>>>

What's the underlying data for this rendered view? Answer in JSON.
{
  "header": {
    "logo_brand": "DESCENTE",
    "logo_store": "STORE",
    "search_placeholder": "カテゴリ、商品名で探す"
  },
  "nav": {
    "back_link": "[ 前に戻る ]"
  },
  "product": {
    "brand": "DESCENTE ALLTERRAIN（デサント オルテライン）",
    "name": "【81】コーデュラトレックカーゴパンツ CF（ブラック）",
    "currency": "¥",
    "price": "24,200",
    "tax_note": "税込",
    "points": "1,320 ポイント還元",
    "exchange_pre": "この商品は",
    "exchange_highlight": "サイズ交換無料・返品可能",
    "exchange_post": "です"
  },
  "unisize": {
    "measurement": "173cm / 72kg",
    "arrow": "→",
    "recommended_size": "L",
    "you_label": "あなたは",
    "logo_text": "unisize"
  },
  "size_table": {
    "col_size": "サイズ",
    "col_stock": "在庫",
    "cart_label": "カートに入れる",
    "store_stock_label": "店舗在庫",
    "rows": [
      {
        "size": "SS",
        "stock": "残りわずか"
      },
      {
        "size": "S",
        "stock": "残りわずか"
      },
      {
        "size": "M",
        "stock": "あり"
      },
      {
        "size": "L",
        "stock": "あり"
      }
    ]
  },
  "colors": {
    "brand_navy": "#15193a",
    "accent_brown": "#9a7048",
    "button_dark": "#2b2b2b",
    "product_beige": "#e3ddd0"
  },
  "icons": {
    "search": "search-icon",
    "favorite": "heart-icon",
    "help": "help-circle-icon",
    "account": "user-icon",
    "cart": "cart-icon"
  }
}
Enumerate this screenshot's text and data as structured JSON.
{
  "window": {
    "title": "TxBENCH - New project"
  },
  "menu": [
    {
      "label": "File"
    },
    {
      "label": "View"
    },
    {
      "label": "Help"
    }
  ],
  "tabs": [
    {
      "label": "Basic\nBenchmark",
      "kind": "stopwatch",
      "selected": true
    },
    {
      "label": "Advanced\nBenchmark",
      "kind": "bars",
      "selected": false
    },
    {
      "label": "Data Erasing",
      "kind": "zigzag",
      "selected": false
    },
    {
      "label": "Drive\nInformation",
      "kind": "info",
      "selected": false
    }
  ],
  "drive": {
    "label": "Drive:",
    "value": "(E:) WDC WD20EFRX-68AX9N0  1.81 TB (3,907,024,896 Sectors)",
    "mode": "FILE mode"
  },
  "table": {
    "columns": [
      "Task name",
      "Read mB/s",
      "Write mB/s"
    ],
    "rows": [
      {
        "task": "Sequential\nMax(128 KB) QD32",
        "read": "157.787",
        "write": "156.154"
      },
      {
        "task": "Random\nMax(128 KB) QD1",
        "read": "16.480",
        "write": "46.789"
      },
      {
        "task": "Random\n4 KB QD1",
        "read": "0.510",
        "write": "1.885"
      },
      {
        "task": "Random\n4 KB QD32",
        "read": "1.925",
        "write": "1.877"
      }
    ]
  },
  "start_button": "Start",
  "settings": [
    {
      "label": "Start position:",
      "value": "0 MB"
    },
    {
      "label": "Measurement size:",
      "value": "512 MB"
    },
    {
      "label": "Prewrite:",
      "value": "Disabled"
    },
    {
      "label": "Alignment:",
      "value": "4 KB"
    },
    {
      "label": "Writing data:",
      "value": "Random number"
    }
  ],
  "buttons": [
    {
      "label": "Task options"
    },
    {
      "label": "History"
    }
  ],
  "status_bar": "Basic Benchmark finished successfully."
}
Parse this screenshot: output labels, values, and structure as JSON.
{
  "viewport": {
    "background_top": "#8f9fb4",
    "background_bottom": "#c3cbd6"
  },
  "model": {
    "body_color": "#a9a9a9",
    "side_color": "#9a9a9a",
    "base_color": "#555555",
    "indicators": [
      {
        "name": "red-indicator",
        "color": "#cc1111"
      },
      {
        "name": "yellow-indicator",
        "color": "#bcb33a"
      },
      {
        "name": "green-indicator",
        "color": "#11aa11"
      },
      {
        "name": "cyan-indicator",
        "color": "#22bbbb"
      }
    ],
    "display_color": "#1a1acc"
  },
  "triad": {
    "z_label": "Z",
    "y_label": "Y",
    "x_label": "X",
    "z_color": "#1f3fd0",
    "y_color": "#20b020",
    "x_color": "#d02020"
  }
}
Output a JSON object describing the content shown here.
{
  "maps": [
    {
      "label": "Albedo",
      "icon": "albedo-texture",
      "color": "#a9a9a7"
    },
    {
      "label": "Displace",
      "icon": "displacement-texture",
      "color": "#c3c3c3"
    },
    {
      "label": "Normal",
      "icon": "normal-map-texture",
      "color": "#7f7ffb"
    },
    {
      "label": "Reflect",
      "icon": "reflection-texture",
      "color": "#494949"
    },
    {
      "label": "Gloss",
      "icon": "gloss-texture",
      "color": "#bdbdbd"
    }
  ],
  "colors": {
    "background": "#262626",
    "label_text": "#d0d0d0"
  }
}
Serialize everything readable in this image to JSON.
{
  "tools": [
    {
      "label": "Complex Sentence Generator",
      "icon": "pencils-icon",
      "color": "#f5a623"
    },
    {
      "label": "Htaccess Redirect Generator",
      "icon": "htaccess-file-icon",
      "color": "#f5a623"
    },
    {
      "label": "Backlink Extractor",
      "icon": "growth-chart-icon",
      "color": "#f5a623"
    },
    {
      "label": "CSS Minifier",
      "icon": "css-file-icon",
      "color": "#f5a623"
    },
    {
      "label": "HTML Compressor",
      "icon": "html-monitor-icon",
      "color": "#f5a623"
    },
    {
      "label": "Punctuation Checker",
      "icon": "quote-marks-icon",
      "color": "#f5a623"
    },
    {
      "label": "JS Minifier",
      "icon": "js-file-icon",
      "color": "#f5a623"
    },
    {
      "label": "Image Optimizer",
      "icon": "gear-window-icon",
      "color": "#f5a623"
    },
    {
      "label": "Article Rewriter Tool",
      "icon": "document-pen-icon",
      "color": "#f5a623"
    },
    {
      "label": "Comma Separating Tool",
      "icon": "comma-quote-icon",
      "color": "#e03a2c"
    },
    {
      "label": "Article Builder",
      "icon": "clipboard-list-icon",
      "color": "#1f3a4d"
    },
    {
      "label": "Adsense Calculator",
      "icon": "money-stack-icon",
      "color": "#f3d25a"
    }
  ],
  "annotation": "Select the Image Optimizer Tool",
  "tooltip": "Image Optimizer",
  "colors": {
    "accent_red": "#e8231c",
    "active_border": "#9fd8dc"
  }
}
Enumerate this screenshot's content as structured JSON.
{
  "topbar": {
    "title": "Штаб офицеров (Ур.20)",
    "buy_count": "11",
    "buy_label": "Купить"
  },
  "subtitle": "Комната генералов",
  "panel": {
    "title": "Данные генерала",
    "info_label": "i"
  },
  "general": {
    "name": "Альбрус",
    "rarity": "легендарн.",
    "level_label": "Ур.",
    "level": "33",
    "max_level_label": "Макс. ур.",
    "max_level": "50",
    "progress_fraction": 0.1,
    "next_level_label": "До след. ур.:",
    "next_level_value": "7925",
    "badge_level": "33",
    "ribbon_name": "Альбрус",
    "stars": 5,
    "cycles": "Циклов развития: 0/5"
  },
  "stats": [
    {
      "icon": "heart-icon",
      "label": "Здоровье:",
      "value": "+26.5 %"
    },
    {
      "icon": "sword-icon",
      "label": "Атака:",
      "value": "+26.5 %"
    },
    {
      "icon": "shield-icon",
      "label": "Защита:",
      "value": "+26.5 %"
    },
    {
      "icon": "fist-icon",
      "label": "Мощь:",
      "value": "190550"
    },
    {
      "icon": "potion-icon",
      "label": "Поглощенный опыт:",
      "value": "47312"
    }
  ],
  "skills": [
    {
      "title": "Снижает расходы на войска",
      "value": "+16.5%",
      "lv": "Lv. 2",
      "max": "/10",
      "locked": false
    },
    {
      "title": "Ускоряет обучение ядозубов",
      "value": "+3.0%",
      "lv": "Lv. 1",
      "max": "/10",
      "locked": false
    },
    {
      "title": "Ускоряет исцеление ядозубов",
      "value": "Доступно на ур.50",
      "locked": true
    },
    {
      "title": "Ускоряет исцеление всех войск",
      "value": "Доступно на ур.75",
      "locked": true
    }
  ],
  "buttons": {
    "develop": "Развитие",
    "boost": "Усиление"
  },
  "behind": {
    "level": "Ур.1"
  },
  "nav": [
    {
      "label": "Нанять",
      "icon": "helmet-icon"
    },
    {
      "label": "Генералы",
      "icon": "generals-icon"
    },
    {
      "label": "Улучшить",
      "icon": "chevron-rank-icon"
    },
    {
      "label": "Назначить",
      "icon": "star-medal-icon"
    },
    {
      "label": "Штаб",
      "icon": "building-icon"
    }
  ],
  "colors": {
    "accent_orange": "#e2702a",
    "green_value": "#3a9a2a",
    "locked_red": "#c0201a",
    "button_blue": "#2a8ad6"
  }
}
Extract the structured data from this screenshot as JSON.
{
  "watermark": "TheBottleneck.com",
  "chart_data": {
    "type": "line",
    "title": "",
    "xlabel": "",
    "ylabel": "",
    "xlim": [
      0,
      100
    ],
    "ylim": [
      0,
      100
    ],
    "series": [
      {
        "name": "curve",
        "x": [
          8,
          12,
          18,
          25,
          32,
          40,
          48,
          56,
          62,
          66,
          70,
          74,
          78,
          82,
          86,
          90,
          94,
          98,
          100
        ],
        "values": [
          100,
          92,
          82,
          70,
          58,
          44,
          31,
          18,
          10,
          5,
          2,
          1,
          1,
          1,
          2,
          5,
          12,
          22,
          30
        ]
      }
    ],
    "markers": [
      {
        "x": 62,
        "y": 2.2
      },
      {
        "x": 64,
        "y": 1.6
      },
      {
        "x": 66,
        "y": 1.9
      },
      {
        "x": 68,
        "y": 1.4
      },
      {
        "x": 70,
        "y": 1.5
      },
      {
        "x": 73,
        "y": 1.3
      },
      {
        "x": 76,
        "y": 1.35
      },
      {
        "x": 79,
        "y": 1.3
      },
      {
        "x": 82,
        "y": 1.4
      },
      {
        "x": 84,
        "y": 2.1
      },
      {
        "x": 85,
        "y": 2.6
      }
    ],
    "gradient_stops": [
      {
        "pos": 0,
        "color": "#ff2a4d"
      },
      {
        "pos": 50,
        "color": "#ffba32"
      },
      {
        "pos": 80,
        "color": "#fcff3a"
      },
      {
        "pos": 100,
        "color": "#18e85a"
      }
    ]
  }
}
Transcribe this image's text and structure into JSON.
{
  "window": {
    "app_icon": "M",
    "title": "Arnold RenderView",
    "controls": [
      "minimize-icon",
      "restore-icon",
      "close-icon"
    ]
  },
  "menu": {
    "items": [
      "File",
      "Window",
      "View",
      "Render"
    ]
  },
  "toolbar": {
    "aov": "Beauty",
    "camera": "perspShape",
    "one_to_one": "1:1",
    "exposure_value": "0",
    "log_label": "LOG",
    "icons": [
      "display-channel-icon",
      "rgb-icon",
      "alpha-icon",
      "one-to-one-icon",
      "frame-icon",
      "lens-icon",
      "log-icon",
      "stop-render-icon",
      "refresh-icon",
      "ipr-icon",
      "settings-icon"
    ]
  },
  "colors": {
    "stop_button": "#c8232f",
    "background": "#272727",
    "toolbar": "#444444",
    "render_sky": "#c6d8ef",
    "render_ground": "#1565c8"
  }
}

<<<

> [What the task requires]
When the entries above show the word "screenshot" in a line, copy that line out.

> [The answer]
Enumerate this screenshot's text and data as structured JSON.
Parse this screenshot: output labels, values, and structure as JSON.
Enumerate this screenshot's content as structured JSON.
Extract the structured data from this screenshot as JSON.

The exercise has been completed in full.